All lines in the data below carrying the string "JSON" are to be located and copied.

**Record extracts:**
---
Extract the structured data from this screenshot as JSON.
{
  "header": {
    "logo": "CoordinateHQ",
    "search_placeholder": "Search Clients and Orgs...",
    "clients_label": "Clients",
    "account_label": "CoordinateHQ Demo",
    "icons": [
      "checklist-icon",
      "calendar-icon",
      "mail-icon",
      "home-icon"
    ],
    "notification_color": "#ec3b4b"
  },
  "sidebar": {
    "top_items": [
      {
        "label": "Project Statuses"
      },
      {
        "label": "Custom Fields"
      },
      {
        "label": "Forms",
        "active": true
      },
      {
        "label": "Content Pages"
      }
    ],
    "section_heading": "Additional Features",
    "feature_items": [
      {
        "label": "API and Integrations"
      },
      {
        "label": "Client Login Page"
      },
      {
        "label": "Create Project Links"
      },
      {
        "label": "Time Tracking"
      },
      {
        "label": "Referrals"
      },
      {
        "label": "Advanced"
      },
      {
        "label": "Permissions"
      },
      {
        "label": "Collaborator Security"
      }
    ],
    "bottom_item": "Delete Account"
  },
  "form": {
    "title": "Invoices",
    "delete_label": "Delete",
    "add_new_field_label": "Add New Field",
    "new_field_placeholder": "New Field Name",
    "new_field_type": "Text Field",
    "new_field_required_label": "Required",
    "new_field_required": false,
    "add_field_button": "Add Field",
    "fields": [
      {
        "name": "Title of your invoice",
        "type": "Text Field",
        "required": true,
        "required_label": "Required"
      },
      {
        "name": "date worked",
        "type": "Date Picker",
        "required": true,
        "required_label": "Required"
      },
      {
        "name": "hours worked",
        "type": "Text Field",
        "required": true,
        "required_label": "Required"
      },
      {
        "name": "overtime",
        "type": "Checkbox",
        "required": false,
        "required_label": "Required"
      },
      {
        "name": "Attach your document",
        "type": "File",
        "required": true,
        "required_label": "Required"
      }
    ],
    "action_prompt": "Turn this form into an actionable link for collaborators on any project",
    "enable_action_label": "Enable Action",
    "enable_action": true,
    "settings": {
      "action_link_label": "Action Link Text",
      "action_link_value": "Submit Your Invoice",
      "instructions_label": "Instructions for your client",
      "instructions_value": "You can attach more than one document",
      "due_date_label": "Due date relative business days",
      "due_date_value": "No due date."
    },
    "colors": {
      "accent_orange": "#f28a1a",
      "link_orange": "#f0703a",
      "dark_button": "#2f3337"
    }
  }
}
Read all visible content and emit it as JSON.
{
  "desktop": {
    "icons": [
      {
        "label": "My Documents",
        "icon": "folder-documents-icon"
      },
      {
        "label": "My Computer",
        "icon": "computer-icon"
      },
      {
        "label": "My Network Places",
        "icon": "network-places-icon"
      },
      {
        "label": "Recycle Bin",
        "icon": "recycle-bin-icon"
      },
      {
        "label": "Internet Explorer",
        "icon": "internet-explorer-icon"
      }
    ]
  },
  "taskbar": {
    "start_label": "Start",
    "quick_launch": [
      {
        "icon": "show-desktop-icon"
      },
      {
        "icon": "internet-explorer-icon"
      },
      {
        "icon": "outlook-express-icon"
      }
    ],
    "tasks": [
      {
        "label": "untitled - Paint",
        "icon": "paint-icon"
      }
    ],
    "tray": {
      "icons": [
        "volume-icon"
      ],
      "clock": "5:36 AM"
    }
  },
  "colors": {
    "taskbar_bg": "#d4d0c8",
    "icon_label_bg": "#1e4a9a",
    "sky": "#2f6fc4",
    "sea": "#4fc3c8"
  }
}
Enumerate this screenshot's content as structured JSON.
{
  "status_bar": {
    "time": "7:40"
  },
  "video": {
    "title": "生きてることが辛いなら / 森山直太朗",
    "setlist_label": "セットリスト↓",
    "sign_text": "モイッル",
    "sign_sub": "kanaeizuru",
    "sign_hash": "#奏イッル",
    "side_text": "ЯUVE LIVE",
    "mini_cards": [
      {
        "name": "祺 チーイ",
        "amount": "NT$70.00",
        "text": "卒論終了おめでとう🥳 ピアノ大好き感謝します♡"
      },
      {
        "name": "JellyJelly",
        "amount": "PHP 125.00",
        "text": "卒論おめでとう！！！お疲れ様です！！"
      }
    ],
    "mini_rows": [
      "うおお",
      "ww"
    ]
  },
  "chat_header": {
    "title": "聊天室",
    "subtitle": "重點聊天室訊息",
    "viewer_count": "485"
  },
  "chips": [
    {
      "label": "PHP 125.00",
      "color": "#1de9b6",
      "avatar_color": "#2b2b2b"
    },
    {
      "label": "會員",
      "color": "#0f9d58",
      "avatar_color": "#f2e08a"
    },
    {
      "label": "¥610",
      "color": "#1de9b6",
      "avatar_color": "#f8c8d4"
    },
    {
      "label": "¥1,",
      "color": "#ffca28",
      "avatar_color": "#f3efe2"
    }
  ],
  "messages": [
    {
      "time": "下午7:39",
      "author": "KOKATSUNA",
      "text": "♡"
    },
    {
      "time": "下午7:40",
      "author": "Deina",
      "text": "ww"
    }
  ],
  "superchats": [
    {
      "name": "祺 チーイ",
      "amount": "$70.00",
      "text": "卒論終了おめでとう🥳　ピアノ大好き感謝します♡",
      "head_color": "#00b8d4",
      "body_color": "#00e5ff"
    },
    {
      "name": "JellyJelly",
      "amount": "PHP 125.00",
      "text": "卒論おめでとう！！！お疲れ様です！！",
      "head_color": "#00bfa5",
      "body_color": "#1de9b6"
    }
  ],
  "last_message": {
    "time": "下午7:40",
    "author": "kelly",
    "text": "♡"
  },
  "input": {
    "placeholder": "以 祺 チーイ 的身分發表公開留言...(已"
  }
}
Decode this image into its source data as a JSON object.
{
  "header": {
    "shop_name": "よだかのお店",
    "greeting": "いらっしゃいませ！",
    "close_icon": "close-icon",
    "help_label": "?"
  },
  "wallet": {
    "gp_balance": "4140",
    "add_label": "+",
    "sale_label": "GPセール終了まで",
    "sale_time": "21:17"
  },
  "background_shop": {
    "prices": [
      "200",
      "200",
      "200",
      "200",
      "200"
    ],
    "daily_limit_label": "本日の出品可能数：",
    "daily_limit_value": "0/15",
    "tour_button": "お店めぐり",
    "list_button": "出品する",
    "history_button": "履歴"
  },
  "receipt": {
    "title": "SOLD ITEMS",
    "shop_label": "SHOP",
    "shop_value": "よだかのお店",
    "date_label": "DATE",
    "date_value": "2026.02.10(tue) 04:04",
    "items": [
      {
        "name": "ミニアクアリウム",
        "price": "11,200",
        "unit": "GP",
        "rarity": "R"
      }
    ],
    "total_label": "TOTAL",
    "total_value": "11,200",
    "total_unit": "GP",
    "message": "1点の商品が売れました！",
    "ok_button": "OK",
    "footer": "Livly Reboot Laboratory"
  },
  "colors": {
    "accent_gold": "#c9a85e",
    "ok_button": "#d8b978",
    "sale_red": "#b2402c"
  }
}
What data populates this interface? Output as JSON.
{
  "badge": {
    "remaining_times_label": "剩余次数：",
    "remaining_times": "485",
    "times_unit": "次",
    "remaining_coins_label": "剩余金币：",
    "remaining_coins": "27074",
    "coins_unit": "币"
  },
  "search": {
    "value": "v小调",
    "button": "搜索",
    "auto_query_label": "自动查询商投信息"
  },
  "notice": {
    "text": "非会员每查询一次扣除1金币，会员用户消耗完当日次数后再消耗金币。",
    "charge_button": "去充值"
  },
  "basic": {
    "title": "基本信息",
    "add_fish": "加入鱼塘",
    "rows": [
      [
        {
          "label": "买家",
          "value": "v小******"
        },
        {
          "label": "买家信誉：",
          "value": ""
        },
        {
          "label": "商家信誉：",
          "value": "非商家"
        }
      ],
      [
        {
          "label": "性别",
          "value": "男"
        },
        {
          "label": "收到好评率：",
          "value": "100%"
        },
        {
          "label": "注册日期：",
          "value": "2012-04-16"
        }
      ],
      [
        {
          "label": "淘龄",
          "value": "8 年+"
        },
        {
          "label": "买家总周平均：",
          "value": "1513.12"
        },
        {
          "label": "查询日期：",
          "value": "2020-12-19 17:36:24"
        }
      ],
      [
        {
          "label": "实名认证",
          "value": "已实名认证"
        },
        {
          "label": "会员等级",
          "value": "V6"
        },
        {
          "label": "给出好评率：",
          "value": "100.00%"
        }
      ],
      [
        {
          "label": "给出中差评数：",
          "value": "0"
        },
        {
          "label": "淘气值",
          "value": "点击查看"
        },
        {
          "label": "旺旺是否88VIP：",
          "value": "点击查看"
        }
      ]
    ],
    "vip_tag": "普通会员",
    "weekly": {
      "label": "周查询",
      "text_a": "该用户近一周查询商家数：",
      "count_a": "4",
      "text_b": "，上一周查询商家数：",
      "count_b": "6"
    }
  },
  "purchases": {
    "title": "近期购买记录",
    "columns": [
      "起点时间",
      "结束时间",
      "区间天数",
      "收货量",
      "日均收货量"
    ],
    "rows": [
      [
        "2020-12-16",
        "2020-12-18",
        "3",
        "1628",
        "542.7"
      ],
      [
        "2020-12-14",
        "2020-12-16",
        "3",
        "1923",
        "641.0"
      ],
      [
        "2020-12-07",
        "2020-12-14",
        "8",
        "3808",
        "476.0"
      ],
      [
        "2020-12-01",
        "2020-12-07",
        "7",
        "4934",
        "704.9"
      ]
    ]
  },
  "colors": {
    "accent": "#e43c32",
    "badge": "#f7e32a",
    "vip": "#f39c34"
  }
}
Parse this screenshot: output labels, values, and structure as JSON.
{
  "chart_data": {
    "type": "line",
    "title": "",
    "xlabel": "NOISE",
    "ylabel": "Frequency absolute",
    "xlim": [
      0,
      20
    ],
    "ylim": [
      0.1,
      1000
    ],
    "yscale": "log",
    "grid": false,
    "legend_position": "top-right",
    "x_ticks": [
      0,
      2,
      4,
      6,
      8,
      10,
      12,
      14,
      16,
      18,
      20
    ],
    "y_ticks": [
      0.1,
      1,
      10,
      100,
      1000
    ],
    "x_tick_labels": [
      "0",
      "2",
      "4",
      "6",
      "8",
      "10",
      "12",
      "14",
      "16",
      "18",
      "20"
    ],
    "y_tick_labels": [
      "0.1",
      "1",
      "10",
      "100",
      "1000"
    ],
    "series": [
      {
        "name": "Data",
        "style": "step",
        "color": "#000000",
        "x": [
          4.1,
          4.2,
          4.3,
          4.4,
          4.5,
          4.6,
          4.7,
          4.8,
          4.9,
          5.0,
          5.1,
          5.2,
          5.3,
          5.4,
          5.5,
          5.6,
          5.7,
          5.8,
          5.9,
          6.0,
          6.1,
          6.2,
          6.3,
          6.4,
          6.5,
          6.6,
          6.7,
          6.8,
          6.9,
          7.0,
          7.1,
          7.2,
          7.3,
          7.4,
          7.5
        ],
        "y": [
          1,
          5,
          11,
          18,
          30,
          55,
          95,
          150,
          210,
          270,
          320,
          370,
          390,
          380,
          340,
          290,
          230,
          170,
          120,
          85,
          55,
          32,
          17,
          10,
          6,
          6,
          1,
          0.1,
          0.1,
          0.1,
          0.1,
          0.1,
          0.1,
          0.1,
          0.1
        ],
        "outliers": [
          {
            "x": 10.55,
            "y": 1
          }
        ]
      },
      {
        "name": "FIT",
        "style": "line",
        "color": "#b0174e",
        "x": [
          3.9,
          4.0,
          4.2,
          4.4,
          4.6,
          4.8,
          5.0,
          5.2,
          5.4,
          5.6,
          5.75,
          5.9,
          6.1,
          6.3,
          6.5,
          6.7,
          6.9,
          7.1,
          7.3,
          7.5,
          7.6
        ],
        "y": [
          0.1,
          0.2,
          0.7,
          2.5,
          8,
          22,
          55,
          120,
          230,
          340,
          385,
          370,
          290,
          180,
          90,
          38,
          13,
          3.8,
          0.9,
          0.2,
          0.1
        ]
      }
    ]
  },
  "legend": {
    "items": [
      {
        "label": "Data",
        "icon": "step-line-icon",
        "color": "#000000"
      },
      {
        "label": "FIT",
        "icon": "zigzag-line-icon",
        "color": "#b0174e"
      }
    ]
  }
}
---
**Reply:**
Extract the structured data from this screenshot as JSON.
Read all visible content and emit it as JSON.
Enumerate this screenshot's content as structured JSON.
Decode this image into its source data as a JSON object.
What data populates this interface? Output as JSON.
Parse this screenshot: output labels, values, and structure as JSON.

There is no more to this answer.